* EXERCISE AIM
If a line below contains "JSON", count it; then state how many such lines there are, and nothing else.

* Data items
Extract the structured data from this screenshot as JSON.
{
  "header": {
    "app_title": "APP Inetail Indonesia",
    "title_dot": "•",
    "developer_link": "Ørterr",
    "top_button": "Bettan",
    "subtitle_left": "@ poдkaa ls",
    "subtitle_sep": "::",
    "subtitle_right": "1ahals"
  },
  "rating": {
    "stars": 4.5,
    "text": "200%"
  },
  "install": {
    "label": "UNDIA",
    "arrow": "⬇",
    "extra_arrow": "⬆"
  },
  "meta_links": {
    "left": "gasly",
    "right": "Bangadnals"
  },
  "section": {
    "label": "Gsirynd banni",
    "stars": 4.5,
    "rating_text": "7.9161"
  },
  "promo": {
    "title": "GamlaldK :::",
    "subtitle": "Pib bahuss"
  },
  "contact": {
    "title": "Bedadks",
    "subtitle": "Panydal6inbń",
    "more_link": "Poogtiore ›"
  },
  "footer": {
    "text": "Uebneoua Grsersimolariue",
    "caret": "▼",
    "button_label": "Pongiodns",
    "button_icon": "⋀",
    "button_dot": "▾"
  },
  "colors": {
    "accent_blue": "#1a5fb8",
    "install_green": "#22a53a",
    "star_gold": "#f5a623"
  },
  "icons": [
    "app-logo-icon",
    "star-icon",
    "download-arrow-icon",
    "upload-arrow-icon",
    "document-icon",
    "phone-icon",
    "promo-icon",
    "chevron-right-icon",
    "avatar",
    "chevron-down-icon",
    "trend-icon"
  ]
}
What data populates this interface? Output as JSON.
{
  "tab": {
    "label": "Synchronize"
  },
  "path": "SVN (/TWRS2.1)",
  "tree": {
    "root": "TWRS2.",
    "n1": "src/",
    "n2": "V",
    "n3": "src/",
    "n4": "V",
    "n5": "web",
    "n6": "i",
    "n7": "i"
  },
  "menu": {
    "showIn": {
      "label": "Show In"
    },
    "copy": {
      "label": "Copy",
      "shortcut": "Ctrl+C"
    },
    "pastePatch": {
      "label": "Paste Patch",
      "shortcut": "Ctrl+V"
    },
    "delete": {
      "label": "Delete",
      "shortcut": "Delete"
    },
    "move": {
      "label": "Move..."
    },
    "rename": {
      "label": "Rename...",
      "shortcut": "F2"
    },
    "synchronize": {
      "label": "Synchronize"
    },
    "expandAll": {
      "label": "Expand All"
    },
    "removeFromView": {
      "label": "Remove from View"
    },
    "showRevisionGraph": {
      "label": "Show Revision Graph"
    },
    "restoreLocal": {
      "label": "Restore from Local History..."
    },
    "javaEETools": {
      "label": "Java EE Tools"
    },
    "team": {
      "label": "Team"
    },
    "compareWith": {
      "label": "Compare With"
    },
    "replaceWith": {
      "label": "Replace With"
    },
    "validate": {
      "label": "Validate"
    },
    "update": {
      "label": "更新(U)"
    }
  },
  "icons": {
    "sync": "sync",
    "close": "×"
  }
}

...

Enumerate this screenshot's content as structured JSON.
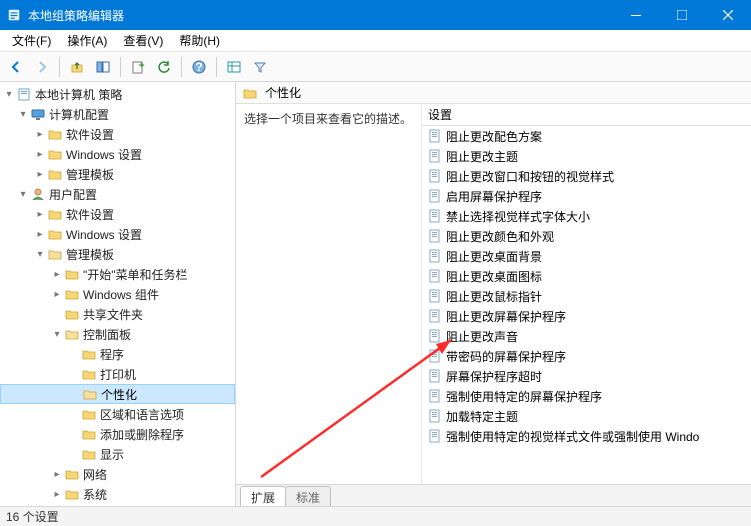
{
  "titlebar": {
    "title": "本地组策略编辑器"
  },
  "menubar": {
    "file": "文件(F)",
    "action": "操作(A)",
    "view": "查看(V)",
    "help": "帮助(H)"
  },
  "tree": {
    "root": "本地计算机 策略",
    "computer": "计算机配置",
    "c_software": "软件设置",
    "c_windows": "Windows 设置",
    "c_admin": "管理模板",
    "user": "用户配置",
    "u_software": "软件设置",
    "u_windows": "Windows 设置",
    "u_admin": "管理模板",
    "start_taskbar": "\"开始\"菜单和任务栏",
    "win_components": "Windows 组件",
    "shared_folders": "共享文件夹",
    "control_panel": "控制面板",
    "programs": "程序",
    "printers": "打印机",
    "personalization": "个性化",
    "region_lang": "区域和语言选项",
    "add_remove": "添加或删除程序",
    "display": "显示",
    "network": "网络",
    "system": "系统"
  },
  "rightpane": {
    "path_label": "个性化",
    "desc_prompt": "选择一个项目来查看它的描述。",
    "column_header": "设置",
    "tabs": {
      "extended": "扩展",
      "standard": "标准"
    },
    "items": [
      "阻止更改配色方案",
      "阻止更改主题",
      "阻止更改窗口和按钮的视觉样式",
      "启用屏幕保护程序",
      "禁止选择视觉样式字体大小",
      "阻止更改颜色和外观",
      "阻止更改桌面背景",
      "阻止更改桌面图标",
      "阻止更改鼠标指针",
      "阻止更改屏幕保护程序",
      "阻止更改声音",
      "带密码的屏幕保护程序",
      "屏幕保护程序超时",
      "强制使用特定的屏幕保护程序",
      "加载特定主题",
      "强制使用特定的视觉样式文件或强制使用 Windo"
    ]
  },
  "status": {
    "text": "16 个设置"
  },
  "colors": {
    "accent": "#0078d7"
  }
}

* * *

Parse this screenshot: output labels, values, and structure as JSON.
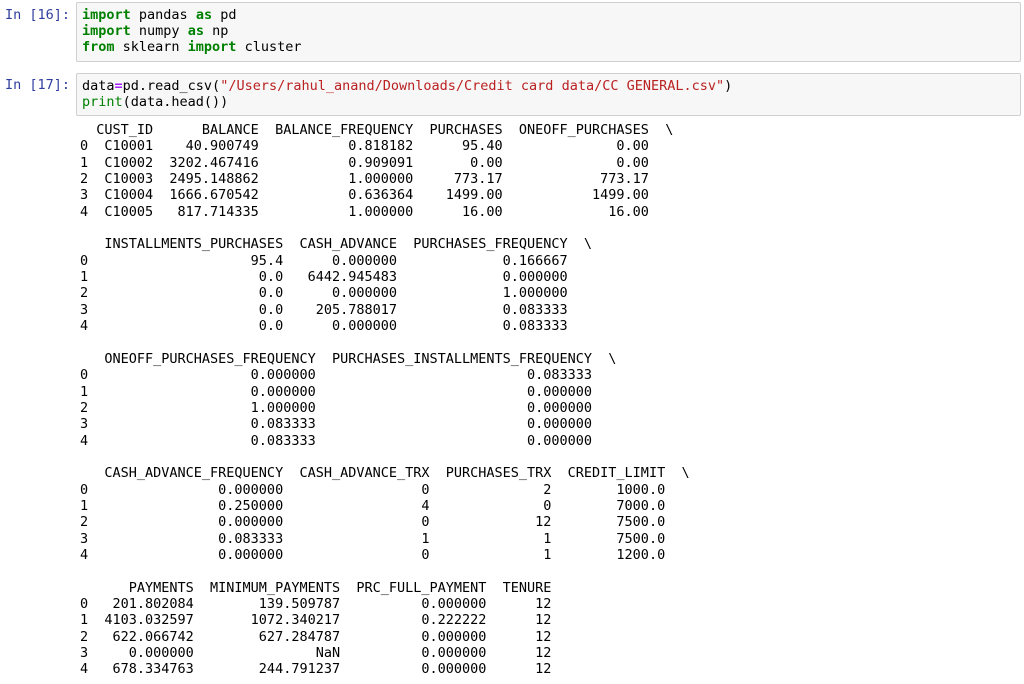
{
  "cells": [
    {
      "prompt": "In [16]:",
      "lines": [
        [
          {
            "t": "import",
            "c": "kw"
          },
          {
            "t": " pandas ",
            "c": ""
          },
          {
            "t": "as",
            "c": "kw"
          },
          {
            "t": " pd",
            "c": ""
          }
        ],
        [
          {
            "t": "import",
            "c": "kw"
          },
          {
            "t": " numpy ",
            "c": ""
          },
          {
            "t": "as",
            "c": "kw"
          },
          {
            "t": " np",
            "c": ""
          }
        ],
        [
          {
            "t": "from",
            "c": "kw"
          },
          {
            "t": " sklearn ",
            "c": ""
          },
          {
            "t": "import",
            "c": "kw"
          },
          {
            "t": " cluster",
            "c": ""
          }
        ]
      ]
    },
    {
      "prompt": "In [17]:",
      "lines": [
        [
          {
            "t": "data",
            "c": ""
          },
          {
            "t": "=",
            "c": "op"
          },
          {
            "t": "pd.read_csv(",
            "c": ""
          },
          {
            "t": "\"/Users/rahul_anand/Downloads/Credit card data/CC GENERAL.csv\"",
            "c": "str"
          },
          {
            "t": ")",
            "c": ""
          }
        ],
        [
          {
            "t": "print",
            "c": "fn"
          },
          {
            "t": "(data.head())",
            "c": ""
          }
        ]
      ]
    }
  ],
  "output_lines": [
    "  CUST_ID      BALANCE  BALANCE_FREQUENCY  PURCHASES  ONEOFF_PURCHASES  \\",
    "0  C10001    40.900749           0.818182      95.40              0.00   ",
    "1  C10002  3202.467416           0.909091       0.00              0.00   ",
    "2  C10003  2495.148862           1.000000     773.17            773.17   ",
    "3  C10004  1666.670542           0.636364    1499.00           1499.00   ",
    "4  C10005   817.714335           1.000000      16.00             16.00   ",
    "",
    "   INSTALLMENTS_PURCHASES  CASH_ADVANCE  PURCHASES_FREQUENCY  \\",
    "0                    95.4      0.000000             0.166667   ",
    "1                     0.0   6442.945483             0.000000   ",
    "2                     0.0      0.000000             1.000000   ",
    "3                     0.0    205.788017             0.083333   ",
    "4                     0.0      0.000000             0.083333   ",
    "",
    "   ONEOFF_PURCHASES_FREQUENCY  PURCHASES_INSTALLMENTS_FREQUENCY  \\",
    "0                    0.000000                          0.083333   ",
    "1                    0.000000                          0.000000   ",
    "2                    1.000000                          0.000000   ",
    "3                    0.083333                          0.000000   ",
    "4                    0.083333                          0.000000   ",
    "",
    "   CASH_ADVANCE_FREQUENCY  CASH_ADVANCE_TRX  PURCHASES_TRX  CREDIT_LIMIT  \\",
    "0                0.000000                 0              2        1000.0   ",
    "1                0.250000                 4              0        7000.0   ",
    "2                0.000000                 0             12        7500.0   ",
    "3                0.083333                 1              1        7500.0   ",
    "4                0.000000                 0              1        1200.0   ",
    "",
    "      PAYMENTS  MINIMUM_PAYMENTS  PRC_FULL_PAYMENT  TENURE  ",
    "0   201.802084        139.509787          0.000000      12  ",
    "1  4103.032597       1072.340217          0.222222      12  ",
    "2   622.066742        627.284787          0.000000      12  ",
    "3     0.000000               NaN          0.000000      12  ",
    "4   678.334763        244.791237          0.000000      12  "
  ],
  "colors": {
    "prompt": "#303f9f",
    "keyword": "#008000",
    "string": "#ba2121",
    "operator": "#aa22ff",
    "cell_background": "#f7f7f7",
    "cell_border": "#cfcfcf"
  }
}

* WRITTEN ANSWER
4